(Data shown)
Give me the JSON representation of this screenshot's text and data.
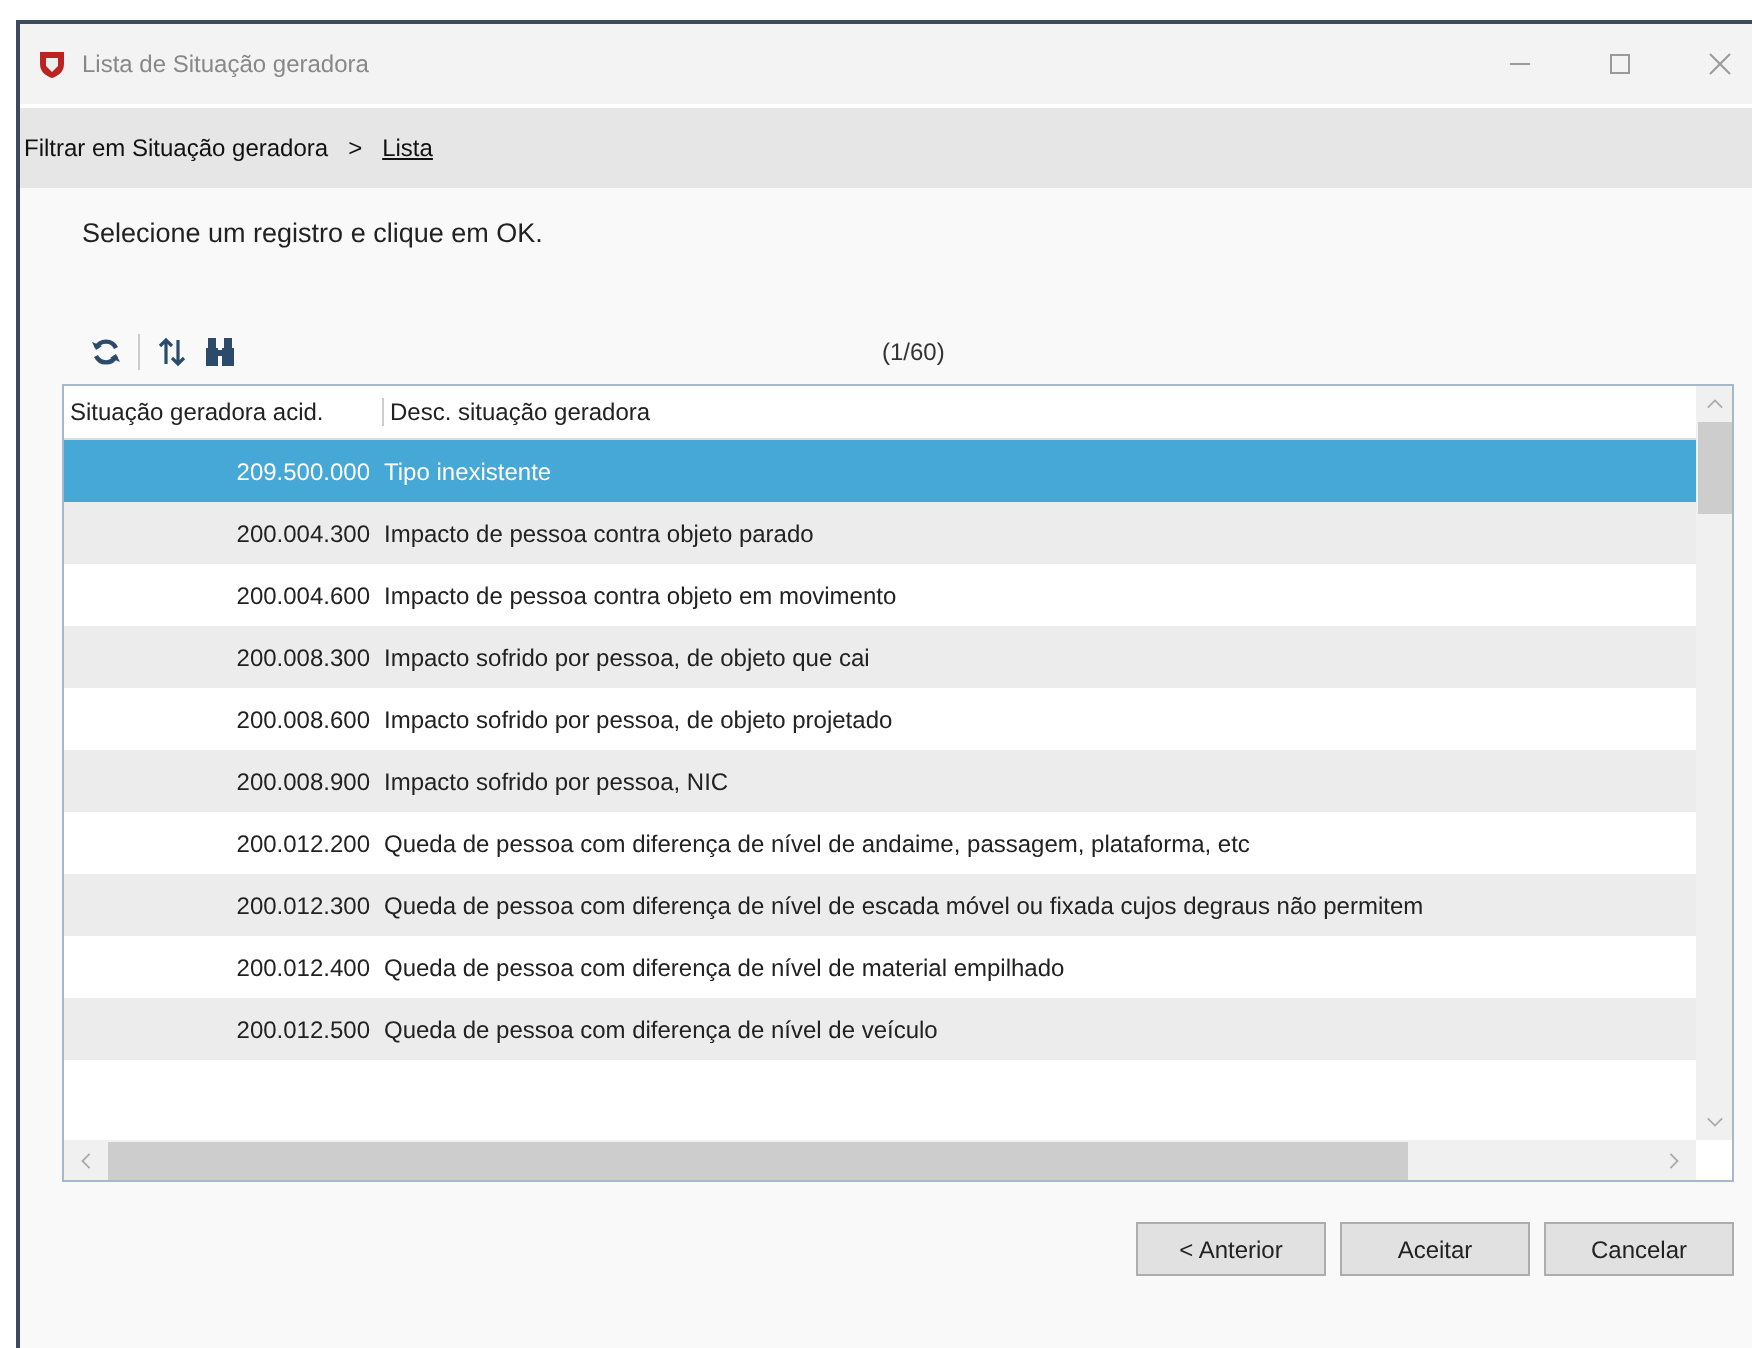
{
  "window": {
    "title": "Lista de Situação geradora"
  },
  "breadcrumb": [
    {
      "label": "Filtrar em Situação geradora",
      "current": false
    },
    {
      "label": "Lista",
      "current": true
    }
  ],
  "breadcrumb_separator": ">",
  "instruction": "Selecione um registro e clique em OK.",
  "record_count": "(1/60)",
  "table": {
    "columns": [
      "Situação geradora acid.",
      "Desc. situação geradora"
    ],
    "rows": [
      {
        "code": "209.500.000",
        "description": "Tipo inexistente",
        "selected": true
      },
      {
        "code": "200.004.300",
        "description": "Impacto de pessoa contra objeto parado",
        "selected": false
      },
      {
        "code": "200.004.600",
        "description": "Impacto de pessoa contra objeto em movimento",
        "selected": false
      },
      {
        "code": "200.008.300",
        "description": "Impacto sofrido por pessoa, de objeto que cai",
        "selected": false
      },
      {
        "code": "200.008.600",
        "description": "Impacto sofrido por pessoa, de objeto projetado",
        "selected": false
      },
      {
        "code": "200.008.900",
        "description": "Impacto sofrido por pessoa, NIC",
        "selected": false
      },
      {
        "code": "200.012.200",
        "description": "Queda de pessoa com diferença de nível de andaime, passagem, plataforma, etc",
        "selected": false
      },
      {
        "code": "200.012.300",
        "description": "Queda de pessoa com diferença de nível de escada móvel ou fixada cujos degraus não permitem",
        "selected": false
      },
      {
        "code": "200.012.400",
        "description": "Queda de pessoa com diferença de nível de material empilhado",
        "selected": false
      },
      {
        "code": "200.012.500",
        "description": "Queda de pessoa com diferença de nível de veículo",
        "selected": false
      }
    ]
  },
  "buttons": [
    "< Anterior",
    "Aceitar",
    "Cancelar"
  ]
}
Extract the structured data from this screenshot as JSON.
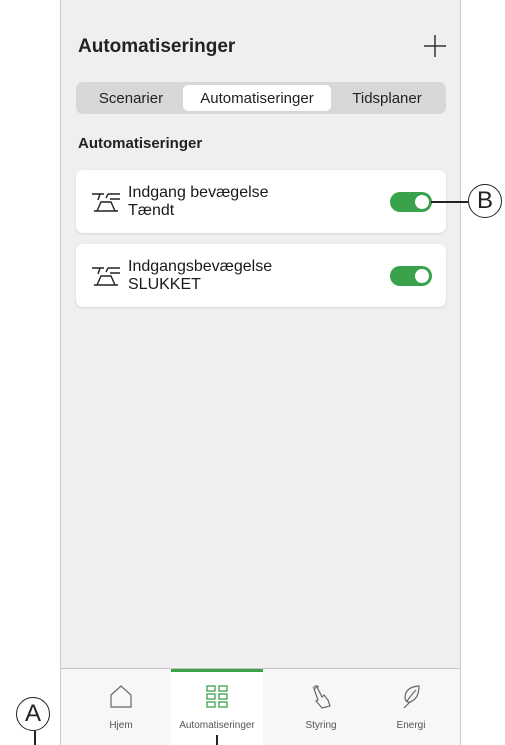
{
  "header": {
    "title": "Automatiseringer",
    "add_icon": "plus-icon"
  },
  "segments": [
    {
      "label": "Scenarier",
      "selected": false
    },
    {
      "label": "Automatiseringer",
      "selected": true
    },
    {
      "label": "Tidsplaner",
      "selected": false
    }
  ],
  "section_title": "Automatiseringer",
  "automations": [
    {
      "name": "Indgang bevægelse",
      "state": "Tændt",
      "icon": "motion-sensor-icon",
      "enabled": true
    },
    {
      "name": "Indgangsbevægelse",
      "state": "SLUKKET",
      "icon": "motion-sensor-icon",
      "enabled": true
    }
  ],
  "colors": {
    "accent": "#3aa24b",
    "background": "#efefef"
  },
  "tabbar": [
    {
      "label": "Hjem",
      "icon": "home-icon",
      "active": false
    },
    {
      "label": "Automatiseringer",
      "icon": "grid-icon",
      "active": true
    },
    {
      "label": "Styring",
      "icon": "hand-pointer-icon",
      "active": false
    },
    {
      "label": "Energi",
      "icon": "leaf-icon",
      "active": false
    }
  ],
  "callouts": {
    "a": "A",
    "b": "B"
  }
}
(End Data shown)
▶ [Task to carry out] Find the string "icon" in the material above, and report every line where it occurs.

▶ [Result for this exercise]
    "add_icon": "plus-icon"
      "icon": "motion-sensor-icon",
      "icon": "motion-sensor-icon",
      "icon": "home-icon",
      "icon": "grid-icon",
      "icon": "hand-pointer-icon",
      "icon": "leaf-icon",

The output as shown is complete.